Tony Abbott’s and Christopher Pyne’s Dilemma:

  • If they agree with Gonski they’re seen as supporting the Gillard ALP Government. Even if Abbott had agreed in principle with the Gonski reforms and said they were too expensive, he would still be seen as supporting the centrepiece of the Gillard ALP Government re-election platform.
  • If they disagree with Gonski and support the current educational funding model, the current squabbling will worsen as education spending cuts (State and possibly Federal) bite.
  • Unfortunately, the position Pyne and Abbott have chosen is to criticise Gonski and state that the present system is better and that topping it up will make it even so. Their response is confusing and unclear.

So why is the title of this article not misleading?

  • In time, at least the ALP State Premiers will sign up to the Gonski reforms.
  • Gonski is now an election issue because of Abbott’s and the LNP State Premiers’ (except NSW’s O’Farrell) refusal to engage.
  • Consequently, the IGiveAGonski grassroots campaign will continue up until September 14th and beyond if there is a change of Government.
  • Abbott, Pyne and the LNP Premiers alternative to Gonski is the existing incomprehensible funding model and spending cuts which is no policy at all.

This issue is not going away. And it hasn’t!

The Boring ALP Leadership Soap Opera!

English: Kevin Rudd, 26th Prime Minister of Au...

English: Prime Minister of Australia Julia Gil...

Yet again I turn to the political section of the newspaper. Yet again I feel I am reading the script of a soap opera. But the same scene and same dialogue is being replayed.

More stories on the Kevin Rudd and Julia Gillard leadership crisis! Should Kevin be leader instead of Julia? Should some one else? It should be newsworthy. It isn’t. It’s boring. I’ve heard it all before. Sorry Michelle Grattan, Peter Hartcher, Paul Sheehan, Katharine Murphy and Stephanie Peatling and your colleagues, I’m not interested any more. Here’s why.

Who leads the country is important, that is true. But changing leaders doesn’t change what politics is really about:

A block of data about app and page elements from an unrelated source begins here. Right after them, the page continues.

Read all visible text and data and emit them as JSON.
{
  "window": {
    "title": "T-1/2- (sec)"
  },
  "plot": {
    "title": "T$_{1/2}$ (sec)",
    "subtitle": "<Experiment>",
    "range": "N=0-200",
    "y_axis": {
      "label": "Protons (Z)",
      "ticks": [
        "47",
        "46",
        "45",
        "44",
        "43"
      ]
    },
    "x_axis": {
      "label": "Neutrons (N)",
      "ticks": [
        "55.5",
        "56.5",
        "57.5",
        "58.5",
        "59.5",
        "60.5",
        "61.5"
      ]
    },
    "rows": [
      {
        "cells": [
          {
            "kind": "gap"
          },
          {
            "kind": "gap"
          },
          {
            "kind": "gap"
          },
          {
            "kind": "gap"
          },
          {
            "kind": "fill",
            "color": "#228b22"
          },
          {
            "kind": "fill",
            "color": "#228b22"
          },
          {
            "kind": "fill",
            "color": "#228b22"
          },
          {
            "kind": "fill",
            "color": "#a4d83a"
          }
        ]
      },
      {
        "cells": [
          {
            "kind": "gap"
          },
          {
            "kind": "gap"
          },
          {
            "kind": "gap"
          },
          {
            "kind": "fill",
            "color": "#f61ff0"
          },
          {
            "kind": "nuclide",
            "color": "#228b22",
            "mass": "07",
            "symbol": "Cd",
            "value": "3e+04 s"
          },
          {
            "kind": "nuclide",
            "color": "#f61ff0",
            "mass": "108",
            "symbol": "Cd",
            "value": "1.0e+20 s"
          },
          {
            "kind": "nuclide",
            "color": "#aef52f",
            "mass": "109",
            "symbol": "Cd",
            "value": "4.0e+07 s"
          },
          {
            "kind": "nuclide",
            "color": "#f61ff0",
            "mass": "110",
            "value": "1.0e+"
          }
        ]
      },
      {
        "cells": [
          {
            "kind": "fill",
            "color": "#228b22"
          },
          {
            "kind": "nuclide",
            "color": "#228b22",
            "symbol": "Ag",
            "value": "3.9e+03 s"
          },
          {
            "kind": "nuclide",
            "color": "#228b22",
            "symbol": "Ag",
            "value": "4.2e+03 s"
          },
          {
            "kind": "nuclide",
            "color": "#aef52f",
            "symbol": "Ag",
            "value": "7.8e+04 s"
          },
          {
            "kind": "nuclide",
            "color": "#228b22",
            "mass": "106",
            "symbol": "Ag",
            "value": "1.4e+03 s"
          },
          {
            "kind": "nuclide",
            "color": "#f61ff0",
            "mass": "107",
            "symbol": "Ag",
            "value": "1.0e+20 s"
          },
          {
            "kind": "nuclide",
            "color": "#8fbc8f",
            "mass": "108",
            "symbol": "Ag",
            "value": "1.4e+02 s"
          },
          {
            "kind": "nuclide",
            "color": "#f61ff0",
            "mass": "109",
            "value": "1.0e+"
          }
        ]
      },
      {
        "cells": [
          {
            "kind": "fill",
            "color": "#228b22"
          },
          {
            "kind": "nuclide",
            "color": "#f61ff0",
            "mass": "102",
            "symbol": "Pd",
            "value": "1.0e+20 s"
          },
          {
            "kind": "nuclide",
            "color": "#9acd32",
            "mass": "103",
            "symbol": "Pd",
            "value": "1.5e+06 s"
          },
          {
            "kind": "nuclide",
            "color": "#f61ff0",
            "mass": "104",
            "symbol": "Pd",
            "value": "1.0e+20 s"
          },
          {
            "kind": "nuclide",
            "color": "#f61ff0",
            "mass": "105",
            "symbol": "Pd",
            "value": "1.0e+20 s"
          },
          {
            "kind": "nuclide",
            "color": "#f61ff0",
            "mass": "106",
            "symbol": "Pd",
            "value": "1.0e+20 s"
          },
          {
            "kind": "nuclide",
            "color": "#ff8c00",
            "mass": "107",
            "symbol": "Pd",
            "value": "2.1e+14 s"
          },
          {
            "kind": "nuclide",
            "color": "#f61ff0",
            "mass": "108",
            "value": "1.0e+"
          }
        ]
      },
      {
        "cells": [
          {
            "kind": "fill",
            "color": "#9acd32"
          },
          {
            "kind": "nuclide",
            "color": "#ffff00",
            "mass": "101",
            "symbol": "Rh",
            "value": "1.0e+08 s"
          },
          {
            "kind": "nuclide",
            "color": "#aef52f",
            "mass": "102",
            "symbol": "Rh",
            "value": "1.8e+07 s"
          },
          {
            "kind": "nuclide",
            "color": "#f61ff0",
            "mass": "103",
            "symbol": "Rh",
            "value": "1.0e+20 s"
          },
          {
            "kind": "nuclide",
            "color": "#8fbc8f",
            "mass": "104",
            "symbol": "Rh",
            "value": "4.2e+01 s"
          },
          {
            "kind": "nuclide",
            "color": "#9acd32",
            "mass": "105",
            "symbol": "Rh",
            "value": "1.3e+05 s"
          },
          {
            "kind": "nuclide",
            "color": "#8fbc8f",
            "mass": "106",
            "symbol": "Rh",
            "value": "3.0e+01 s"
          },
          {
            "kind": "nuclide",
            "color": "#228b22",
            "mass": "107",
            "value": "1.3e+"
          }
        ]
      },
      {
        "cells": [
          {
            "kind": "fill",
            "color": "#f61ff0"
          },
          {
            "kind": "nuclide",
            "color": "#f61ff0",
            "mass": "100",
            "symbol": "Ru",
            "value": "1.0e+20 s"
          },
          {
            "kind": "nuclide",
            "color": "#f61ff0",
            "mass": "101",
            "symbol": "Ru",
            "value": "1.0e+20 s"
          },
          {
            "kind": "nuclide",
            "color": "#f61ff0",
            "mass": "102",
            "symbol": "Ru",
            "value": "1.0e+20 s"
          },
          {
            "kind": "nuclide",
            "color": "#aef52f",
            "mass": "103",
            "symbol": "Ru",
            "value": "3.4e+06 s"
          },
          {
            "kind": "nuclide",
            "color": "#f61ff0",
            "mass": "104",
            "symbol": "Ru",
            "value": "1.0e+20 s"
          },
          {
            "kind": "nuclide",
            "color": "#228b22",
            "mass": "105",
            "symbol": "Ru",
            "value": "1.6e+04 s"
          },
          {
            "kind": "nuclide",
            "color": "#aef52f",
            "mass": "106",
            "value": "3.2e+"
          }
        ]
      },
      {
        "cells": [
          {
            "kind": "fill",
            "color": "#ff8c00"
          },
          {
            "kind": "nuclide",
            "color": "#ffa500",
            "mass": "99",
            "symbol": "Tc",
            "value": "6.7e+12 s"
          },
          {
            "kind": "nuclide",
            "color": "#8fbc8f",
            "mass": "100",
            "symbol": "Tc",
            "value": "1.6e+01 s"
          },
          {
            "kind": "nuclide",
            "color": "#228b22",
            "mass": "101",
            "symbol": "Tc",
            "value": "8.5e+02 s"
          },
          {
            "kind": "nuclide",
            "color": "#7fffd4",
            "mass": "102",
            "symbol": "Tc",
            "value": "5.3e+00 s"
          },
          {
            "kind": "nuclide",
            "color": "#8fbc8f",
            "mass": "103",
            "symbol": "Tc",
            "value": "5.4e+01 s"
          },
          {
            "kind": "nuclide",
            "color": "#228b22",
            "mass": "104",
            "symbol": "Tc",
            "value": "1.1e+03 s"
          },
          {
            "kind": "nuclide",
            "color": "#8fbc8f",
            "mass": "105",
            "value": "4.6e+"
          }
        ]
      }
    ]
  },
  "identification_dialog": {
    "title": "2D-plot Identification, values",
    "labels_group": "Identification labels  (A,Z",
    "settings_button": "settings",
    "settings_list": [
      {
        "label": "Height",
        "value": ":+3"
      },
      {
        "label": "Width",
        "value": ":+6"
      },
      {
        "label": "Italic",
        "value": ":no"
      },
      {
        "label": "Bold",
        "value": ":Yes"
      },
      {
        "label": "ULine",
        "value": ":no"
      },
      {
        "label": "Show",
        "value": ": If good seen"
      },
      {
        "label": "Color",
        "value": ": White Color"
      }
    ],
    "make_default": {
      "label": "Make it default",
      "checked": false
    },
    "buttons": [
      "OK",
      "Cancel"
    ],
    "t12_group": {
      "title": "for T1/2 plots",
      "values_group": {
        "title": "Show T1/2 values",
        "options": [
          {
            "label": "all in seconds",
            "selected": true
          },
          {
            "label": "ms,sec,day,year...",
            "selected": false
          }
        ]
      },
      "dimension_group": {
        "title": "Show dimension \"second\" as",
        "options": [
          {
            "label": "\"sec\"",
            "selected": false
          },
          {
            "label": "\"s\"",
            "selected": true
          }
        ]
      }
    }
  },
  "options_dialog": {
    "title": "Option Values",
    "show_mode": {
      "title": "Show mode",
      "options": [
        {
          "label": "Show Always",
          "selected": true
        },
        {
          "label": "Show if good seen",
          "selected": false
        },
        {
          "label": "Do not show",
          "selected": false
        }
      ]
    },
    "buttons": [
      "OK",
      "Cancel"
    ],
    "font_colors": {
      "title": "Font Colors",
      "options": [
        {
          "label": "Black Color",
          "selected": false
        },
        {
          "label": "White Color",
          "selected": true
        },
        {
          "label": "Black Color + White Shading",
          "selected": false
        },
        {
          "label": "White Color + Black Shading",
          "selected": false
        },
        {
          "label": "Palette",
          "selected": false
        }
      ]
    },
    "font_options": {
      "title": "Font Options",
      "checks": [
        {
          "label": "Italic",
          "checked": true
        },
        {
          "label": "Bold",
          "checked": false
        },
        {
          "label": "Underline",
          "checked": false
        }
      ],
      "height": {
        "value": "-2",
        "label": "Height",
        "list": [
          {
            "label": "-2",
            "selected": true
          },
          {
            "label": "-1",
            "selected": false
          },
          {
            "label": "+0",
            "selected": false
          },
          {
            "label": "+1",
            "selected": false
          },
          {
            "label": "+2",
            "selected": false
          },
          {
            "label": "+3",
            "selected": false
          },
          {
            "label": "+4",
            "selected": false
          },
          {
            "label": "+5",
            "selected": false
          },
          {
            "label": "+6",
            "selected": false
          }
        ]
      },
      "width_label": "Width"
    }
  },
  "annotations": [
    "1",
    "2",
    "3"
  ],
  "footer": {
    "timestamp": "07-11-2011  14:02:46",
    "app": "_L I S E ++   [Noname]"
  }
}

  • What will the leaders and their parties do in the short term and long term?
  • How will they do it?
  • And most importantly why?

The leadership soap opera doesn’t answer these questions. Neither does your coverage of it.